This report examines the newly emerging mobile telecommunications industry and the way it will develop' in Australia during the coming decade. The industry is reckoned to be just into the growth stage of its life cycle and so the broad trends it is now displaying are more important to interested parties than the current status of the market.
In this light, the report identifies the basic determinants that shape the industry structure generically and proposes a model for how the resulting forces interrelate.
It then surveys the types of physical systems that have been devised to the present as well as those to be launched imminently, and tries to identify the reasons why these systems evolved as they have.

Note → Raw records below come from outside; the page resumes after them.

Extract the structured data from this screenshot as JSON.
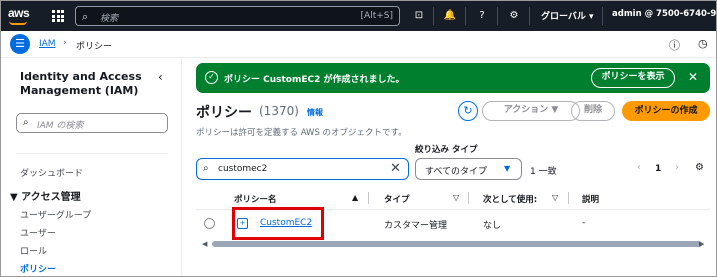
{
  "topbar": {
    "logo": "aws",
    "search_placeholder": "検索",
    "search_shortcut": "[Alt+S]",
    "region": "グローバル ▾",
    "account": "admin @ 7500-6740-9009 ▾",
    "icons": [
      "services-grid-icon",
      "search-icon",
      "cloudshell-icon",
      "bell-icon",
      "help-icon",
      "gear-icon"
    ]
  },
  "subbar": {
    "breadcrumb": [
      "IAM",
      "ポリシー"
    ],
    "icons": [
      "info-icon",
      "clock-icon"
    ]
  },
  "sidebar": {
    "title": "Identity and Access Management (IAM)",
    "search_placeholder": "IAM の検索",
    "items": [
      {
        "label": "ダッシュボード"
      },
      {
        "label": "▼ アクセス管理",
        "section": true
      },
      {
        "label": "ユーザーグループ"
      },
      {
        "label": "ユーザー"
      },
      {
        "label": "ロール"
      },
      {
        "label": "ポリシー",
        "active": true
      }
    ]
  },
  "banner": {
    "message": "ポリシー CustomEC2 が作成されました。",
    "view_button": "ポリシーを表示",
    "color": "#00802f"
  },
  "header": {
    "title": "ポリシー",
    "count": "(1370)",
    "info": "情報",
    "description": "ポリシーは許可を定義する AWS のオブジェクトです。",
    "action_button": "アクション ▼",
    "delete_button": "削除",
    "create_button": "ポリシーの作成"
  },
  "filter": {
    "label": "絞り込み タイプ",
    "search_value": "customec2",
    "type_value": "すべてのタイプ",
    "match_count": "1 一致",
    "page": "1"
  },
  "table": {
    "columns": [
      "ポリシー名",
      "タイプ",
      "次として使用:",
      "説明"
    ],
    "rows": [
      {
        "name": "CustomEC2",
        "type": "カスタマー管理",
        "used_as": "なし",
        "description": "-"
      }
    ]
  },
  "colors": {
    "accent": "#006ce0",
    "primary": "#ff9900",
    "highlight": "#e00000"
  }
}
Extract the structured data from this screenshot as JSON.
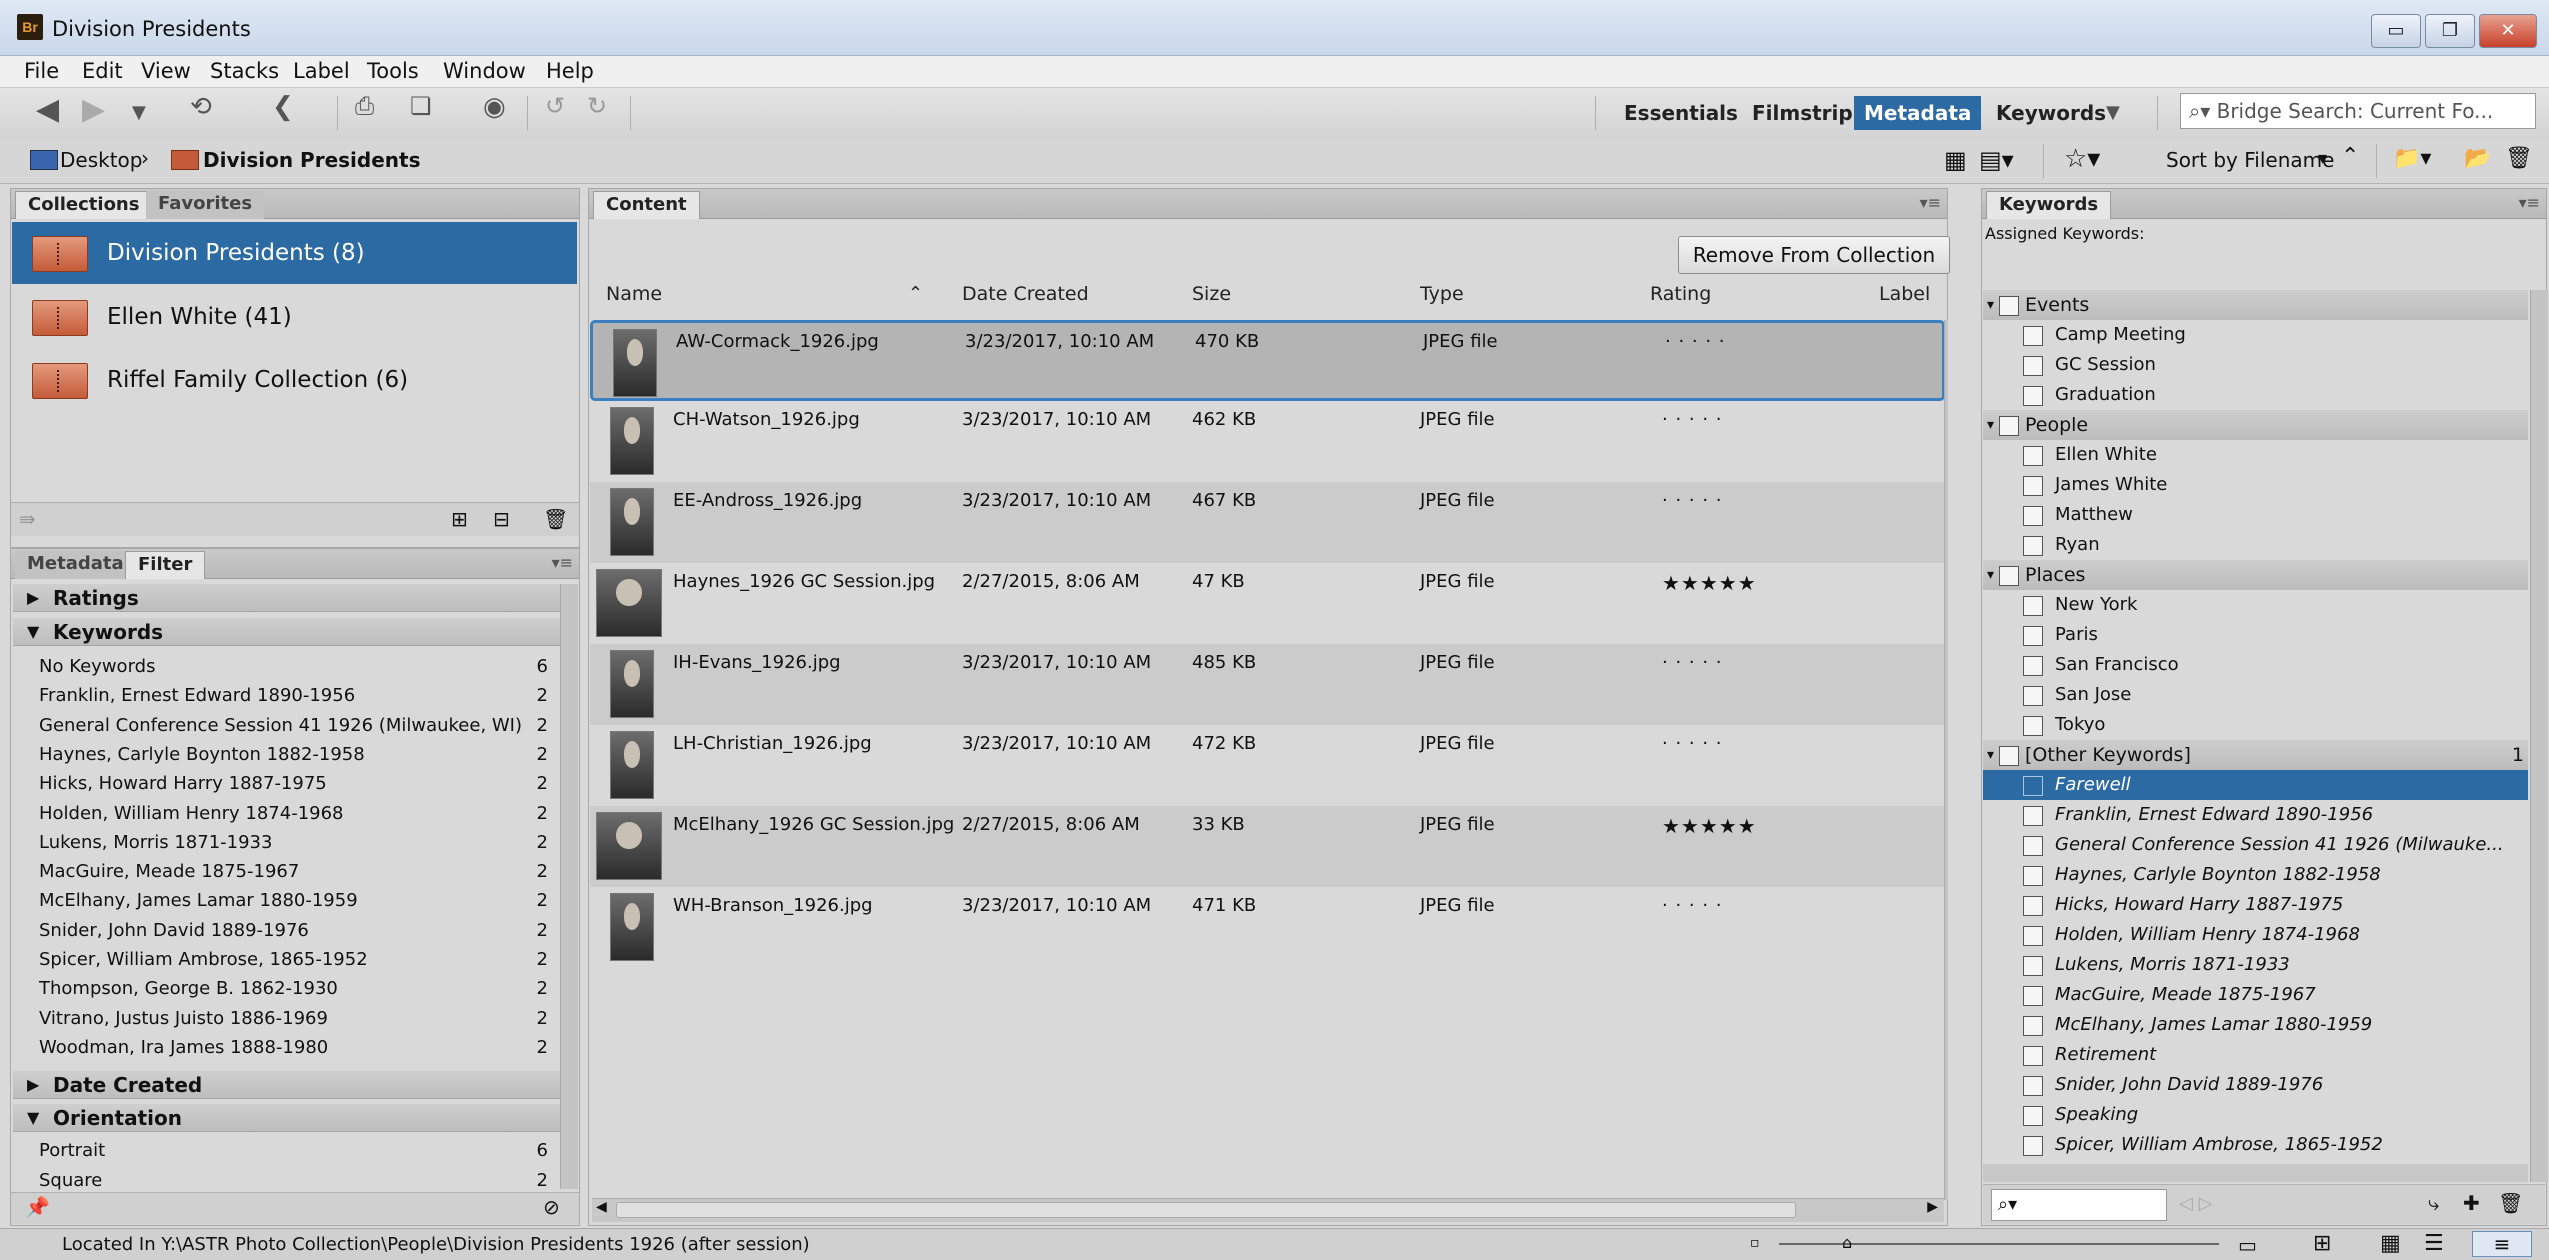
{
  "window": {
    "title": "Division Presidents",
    "logo": "Br"
  },
  "menu": [
    "File",
    "Edit",
    "View",
    "Stacks",
    "Label",
    "Tools",
    "Window",
    "Help"
  ],
  "workspaces": {
    "essentials": "Essentials",
    "filmstrip": "Filmstrip",
    "metadata": "Metadata",
    "keywords": "Keywords"
  },
  "search": {
    "placeholder": "Bridge Search: Current Fo..."
  },
  "breadcrumb": {
    "root": "Desktop",
    "current": "Division Presidents"
  },
  "sort": {
    "label": "Sort by Filename"
  },
  "collections_panel": {
    "tabs": [
      "Collections",
      "Favorites"
    ],
    "items": [
      "Division Presidents (8)",
      "Ellen White (41)",
      "Riffel Family Collection (6)"
    ]
  },
  "filter_panel": {
    "tabs": [
      "Metadata",
      "Filter"
    ],
    "groups": {
      "ratings": "Ratings",
      "keywords": "Keywords",
      "date_created": "Date Created",
      "orientation": "Orientation"
    },
    "keywords": [
      {
        "label": "No Keywords",
        "count": "6"
      },
      {
        "label": "Franklin, Ernest Edward 1890-1956",
        "count": "2"
      },
      {
        "label": "General Conference Session 41 1926 (Milwaukee, WI)",
        "count": "2"
      },
      {
        "label": "Haynes, Carlyle Boynton 1882-1958",
        "count": "2"
      },
      {
        "label": "Hicks, Howard Harry 1887-1975",
        "count": "2"
      },
      {
        "label": "Holden, William Henry 1874-1968",
        "count": "2"
      },
      {
        "label": "Lukens, Morris 1871-1933",
        "count": "2"
      },
      {
        "label": "MacGuire, Meade 1875-1967",
        "count": "2"
      },
      {
        "label": "McElhany, James Lamar 1880-1959",
        "count": "2"
      },
      {
        "label": "Snider, John David 1889-1976",
        "count": "2"
      },
      {
        "label": "Spicer, William Ambrose, 1865-1952",
        "count": "2"
      },
      {
        "label": "Thompson, George B. 1862-1930",
        "count": "2"
      },
      {
        "label": "Vitrano, Justus Juisto 1886-1969",
        "count": "2"
      },
      {
        "label": "Woodman, Ira James 1888-1980",
        "count": "2"
      }
    ],
    "orientation": [
      {
        "label": "Portrait",
        "count": "6"
      },
      {
        "label": "Square",
        "count": "2"
      }
    ]
  },
  "content_panel": {
    "tab": "Content",
    "remove_button": "Remove From Collection",
    "columns": {
      "name": "Name",
      "date": "Date Created",
      "size": "Size",
      "type": "Type",
      "rating": "Rating",
      "label": "Label"
    },
    "rows": [
      {
        "name": "AW-Cormack_1926.jpg",
        "date": "3/23/2017, 10:10 AM",
        "size": "470 KB",
        "type": "JPEG file",
        "rating": "· · · · ·"
      },
      {
        "name": "CH-Watson_1926.jpg",
        "date": "3/23/2017, 10:10 AM",
        "size": "462 KB",
        "type": "JPEG file",
        "rating": "· · · · ·"
      },
      {
        "name": "EE-Andross_1926.jpg",
        "date": "3/23/2017, 10:10 AM",
        "size": "467 KB",
        "type": "JPEG file",
        "rating": "· · · · ·"
      },
      {
        "name": "Haynes_1926 GC Session.jpg",
        "date": "2/27/2015, 8:06 AM",
        "size": "47 KB",
        "type": "JPEG file",
        "rating": "★★★★★"
      },
      {
        "name": "IH-Evans_1926.jpg",
        "date": "3/23/2017, 10:10 AM",
        "size": "485 KB",
        "type": "JPEG file",
        "rating": "· · · · ·"
      },
      {
        "name": "LH-Christian_1926.jpg",
        "date": "3/23/2017, 10:10 AM",
        "size": "472 KB",
        "type": "JPEG file",
        "rating": "· · · · ·"
      },
      {
        "name": "McElhany_1926 GC Session.jpg",
        "date": "2/27/2015, 8:06 AM",
        "size": "33 KB",
        "type": "JPEG file",
        "rating": "★★★★★"
      },
      {
        "name": "WH-Branson_1926.jpg",
        "date": "3/23/2017, 10:10 AM",
        "size": "471 KB",
        "type": "JPEG file",
        "rating": "· · · · ·"
      }
    ]
  },
  "keywords_panel": {
    "tab": "Keywords",
    "assigned_label": "Assigned Keywords:",
    "groups": [
      {
        "name": "Events",
        "items": [
          "Camp Meeting",
          "GC Session",
          "Graduation"
        ]
      },
      {
        "name": "People",
        "items": [
          "Ellen White",
          "James White",
          "Matthew",
          "Ryan"
        ]
      },
      {
        "name": "Places",
        "items": [
          "New York",
          "Paris",
          "San Francisco",
          "San Jose",
          "Tokyo"
        ]
      },
      {
        "name": "[Other Keywords]",
        "count": "1",
        "items": [
          "Farewell",
          "Franklin, Ernest Edward 1890-1956",
          "General Conference Session 41 1926 (Milwauke...",
          "Haynes, Carlyle Boynton 1882-1958",
          "Hicks, Howard Harry 1887-1975",
          "Holden, William Henry 1874-1968",
          "Lukens, Morris 1871-1933",
          "MacGuire, Meade 1875-1967",
          "McElhany, James Lamar 1880-1959",
          "Retirement",
          "Snider, John David 1889-1976",
          "Speaking",
          "Spicer, William Ambrose, 1865-1952"
        ]
      }
    ]
  },
  "status": {
    "path": "Located In Y:\\ASTR Photo Collection\\People\\Division Presidents 1926 (after session)"
  },
  "colors": {
    "accent": "#2c6aa4",
    "panel_bg": "#d9d9d9"
  }
}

Overseas experience is noted with an eye to the differences that have occurred in the various countries in the adoption of mobile telecommunications. Some of the factors that have influenced this are discussed as well as good and bad lessons to be learned from others' experience in framing regulatory structures to suit the technology.
The present Australian situation is then described including the general environment for the industry and then its present structure. An audit of how this places Australia for the coming decade is carried out.
The report then attempts to forecast the major variables in the evolutionary path for the 1990s: the Austel Inquiries into CMTS and CT-2 services and the adoption rate of mobile communications into the personal consumer market.
The conclusions drawn include the probable increase of private firm participation in network provision, the decline of systems set up for private use, a divergence of mobile and fixed networks in terms of capacity and Telecom maintaining market leadership. Mobile telecommunications is forecast to have a significant effect on lifestyles in the latter half of the decade.